What should the government do?
-Increase investment in forestation; cities should engage in tree planting. Build more ecosystems, more natural habitats that will serve as carbon sink. If not for Amazon Rainforests the earth would have been boiling. We need more trees in Nigeria. Stop deforestation.
-Reduce or stop importation of second hand vehicles, electronics and machines. Innoson should build smaller cars for Nigerians. Volvo, Nissan and Toyota should be encouraged to make cars in Nigeria as in other countries. Sony, LG, Samsung should be incentivised to launch products they made in Nigeria. Products cheaper and more durable for Nigeria's system can also be made in Nigeria. No more second-hand stuff that spoil easily and contribute to the pollution of the country every day.

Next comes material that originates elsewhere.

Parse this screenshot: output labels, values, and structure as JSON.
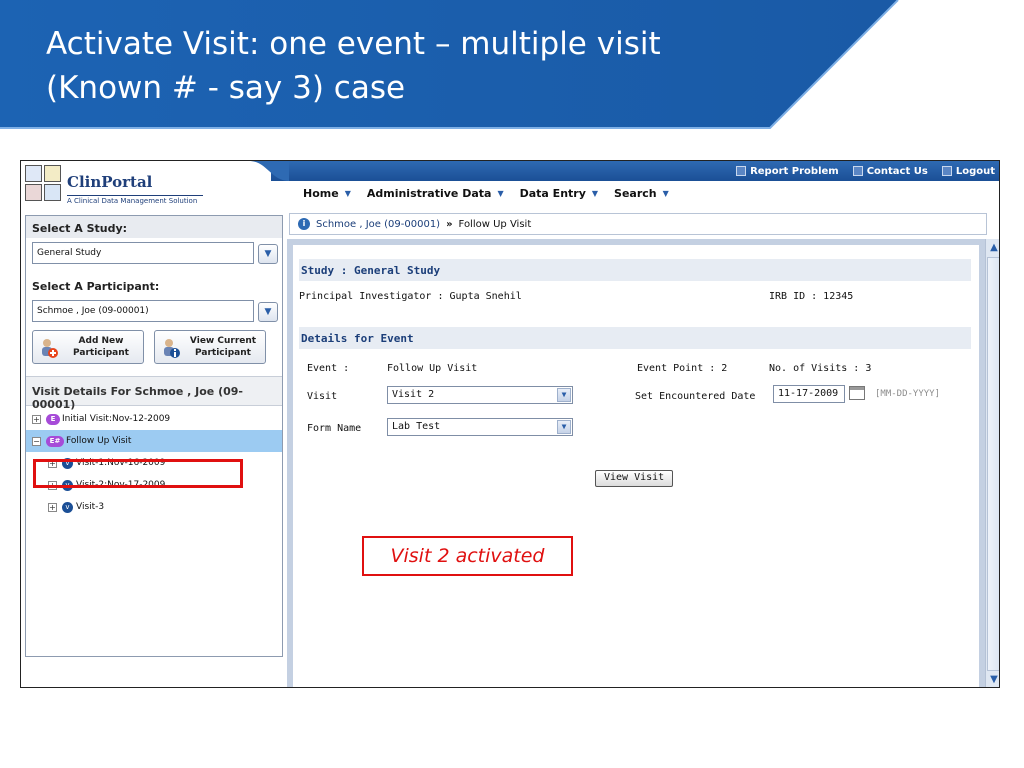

-Invest in reuse, recycling and management of waste in Nigeria. Major cities in the country all smell of refuse and there is a bad strategy already in place on how to manage solid waste.
-Investment in solar energy. Government should take this as serious as possible. Entrepreneurs should also invest more in solar energy, as this will reduce the emission of greenhouse gasses and improve power supply in Nigeria.
-People are scared at the increasing showers of heat. Global warming is real. Government should invest in research on how to reduce the impact of global warming on Nigeria's urban and rural areas. Corporations must be charged to reduce dangerous activities such as gas flaring done in River State and Bayelsa state.
-Oil spill on water or land should never repeat in Nigeria. Government must take it up with Shell, Chevron and ExxonMobil. They are damaging the country's water fronts. Strict legislations should be put in place regarding oil spills.
-Agriculture must be taken seriously in Nigeria. People should learn to cook with naturally cultivated plants. The dependence on canned and imported food must be minimised. The packaging for those foods endangers the environment when not properly recycled and of course the preservatives for canned food are not healthy.
-Invest in collaborative education, science and technology. Attract Japanese, Chinese technological colleges to build campuses in Nigeria. The Asian spirit is needed in Nigeria to stop this continuous breeding of engineers without real technological products to show.
-The energy virus can be cured by offering a 3E harmonised energy policy that will consider Economic growth, Environmental sustainability and Energy security. Such a policy will serve as a white paper that will enhance the energy restoration plan in the country.
-Some analysts argue that for the 3E's to be achieved in an energy policy the centralisation strategy makes more sense. No doubt decentralising energy distribution increases management tension and disparity. Whereas centralisation brings economies of scale and makes it easier to handle energy providers in the case of a major problem, yet it could cause monopoly. I think that given the need to diversify and quickly build new energy sources in Nigeria decentralisation is needed. Every shop or home may not be powered by Nuclear Plants, Gas Wind, Solar; the only real and workable strategy is a decentralised energy distribution formula. Some may want to power their house with hydro-energy. Let the six geopolitical zones plan how to power their zones.
- Should government build Hydro and Solar systems in every geopolitical zone? Yes. Decentralisation will increase private investments in several sources of energy in Nigeria and reduce the price of energy. Currently PHCN has continued to force Nigerians to pay bills they did not use. The privatisation of power supply must be followed with a strong monitoring programme.
I think that making laws on these few recommendations is not draconian. Implementing energy and environmental security programmes should be followed seriously. Our politicians and mostly governors and senators should stop sleeping around! Nigeria's energy virus is real.